I appreciate your reply and I believe that you make some really good points, but you rely on believing that the demo will be nothing like the final build, which is not a very good argument. Both you and I have no idea what the final build is going to be like, only what Ubisoft has shown us and told us. It is very possible that the demo was taken directly from the final build, but I would agree that it is not very plausible. It's hard to convince anyone of something that they have no proof of, which is your argument of trying to validate the demo on "possible" details that the retail copy may or may not deliver. I wrote my review on the demo, not the retail copy. If the retail copy has fixed all the things that I disliked about the demo, then FANTASTIC! But neither you or I can prove that as of yet.
http://www.youtube.com/watch?v=fJvLCFHWXMw (In this video, the first 12 minutes of the co-op mode are shown. In it, you can clearly see that the pistols have unlimited ammunition.)
Thanks for your feedback IV; first have to comment on your perspective of the game not being compressed for demo use. Below are comments made by Max Beland, creative director on Conviction:
Splinter Cell: Conviction "a little bit harder" than Xbox Live's demo
Ubisoft creative director Maxime Beland reveals between the demo and the full retail game "some tweaking" took place, making it a bit harder.
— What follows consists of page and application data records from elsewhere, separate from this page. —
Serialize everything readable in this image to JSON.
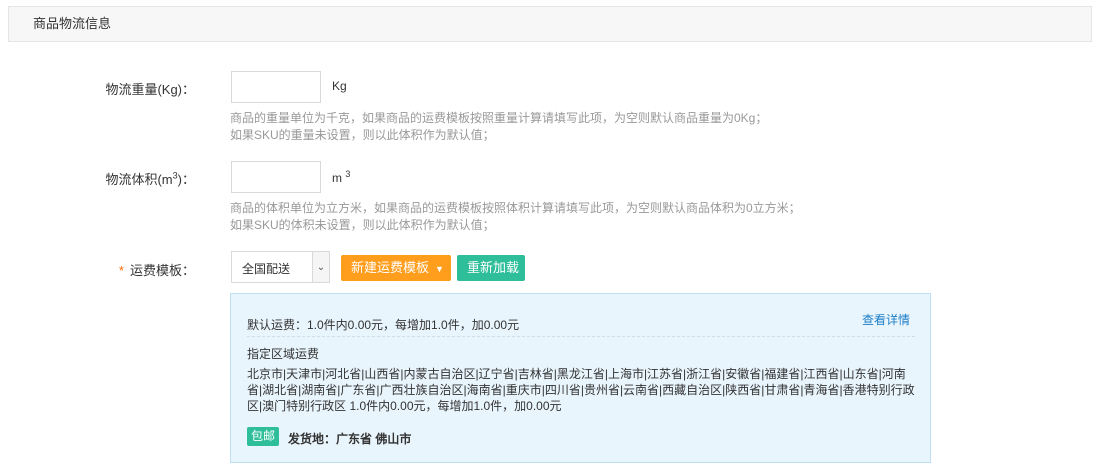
{
  "header": {
    "title": "商品物流信息"
  },
  "weight": {
    "label": "物流重量(Kg)：",
    "value": "",
    "unit": "Kg",
    "hint_line1": "商品的重量单位为千克，如果商品的运费模板按照重量计算请填写此项，为空则默认商品重量为0Kg；",
    "hint_line2": "如果SKU的重量未设置，则以此体积作为默认值；"
  },
  "volume": {
    "label_prefix": "物流体积(m",
    "label_sup": "3",
    "label_suffix": ")：",
    "value": "",
    "unit": "m",
    "unit_sup": "3",
    "hint_line1": "商品的体积单位为立方米，如果商品的运费模板按照体积计算请填写此项，为空则默认商品体积为0立方米；",
    "hint_line2": "如果SKU的体积未设置，则以此体积作为默认值；"
  },
  "template": {
    "required_mark": "*",
    "label": "运费模板：",
    "selected": "全国配送",
    "new_button": "新建运费模板",
    "reload_button": "重新加载"
  },
  "fee_info": {
    "default_fee": "默认运费：1.0件内0.00元，每增加1.0件，加0.00元",
    "detail_link": "查看详情",
    "region_title": "指定区域运费",
    "region_text": "北京市|天津市|河北省|山西省|内蒙古自治区|辽宁省|吉林省|黑龙江省|上海市|江苏省|浙江省|安徽省|福建省|江西省|山东省|河南省|湖北省|湖南省|广东省|广西壮族自治区|海南省|重庆市|四川省|贵州省|云南省|西藏自治区|陕西省|甘肃省|青海省|香港特别行政区|澳门特别行政区 1.0件内0.00元，每增加1.0件，加0.00元",
    "free_badge": "包邮",
    "ship_from": "发货地：广东省 佛山市"
  },
  "colors": {
    "accent_orange": "#ff9d1c",
    "accent_green": "#2fbe9a",
    "link_blue": "#1c7ec6",
    "info_bg": "#e9f5fd",
    "required": "#ff6a00"
  },
  "icons": {
    "select_arrow": "chevron-down-icon",
    "button_caret": "caret-down-icon"
  }
}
The team built the demo "kind of fast" and it was more a "compilation of great moments" than offering anything narrative. It's out this month.
"The final game is going to be a little bit harder and realistic," Beland told GameTrailers, reports VG247. "We did some tweaking between when we released the demo and when we'll release the game. What I know is we built the demo kind of fast. If you love the demo, I know you're going to love the game."
"The bathroom interrogation in the demo is really in the beginning of the game and a map that is a lot later in the game. We wanted the demo to give a taste of the game when you had more gadgets so we took a slice of the game that was later on," he continued.
"In the final game, you're going to get to see more of the progression of Sam in the story, you're going to get to live that. In the demo, it was a bit more compressed. The story wasn't as strong in the demo; it was more of a compilation of great moments."
With that said I think it's fair to say it wasn't taken from the final build, infact the level which you infiltrate the warehouse was revamped with enemy AI posted in certain places to showcase the games highlights. I've seen videos titles TGS walkthrough where the montreal does a playthrough on the very same level, but it's completely different. It's really tough to judge though without getting our hands on the final product. I'll I know is the demo reinsured myself that i will have an absolute blast playing the full game... I can't wait.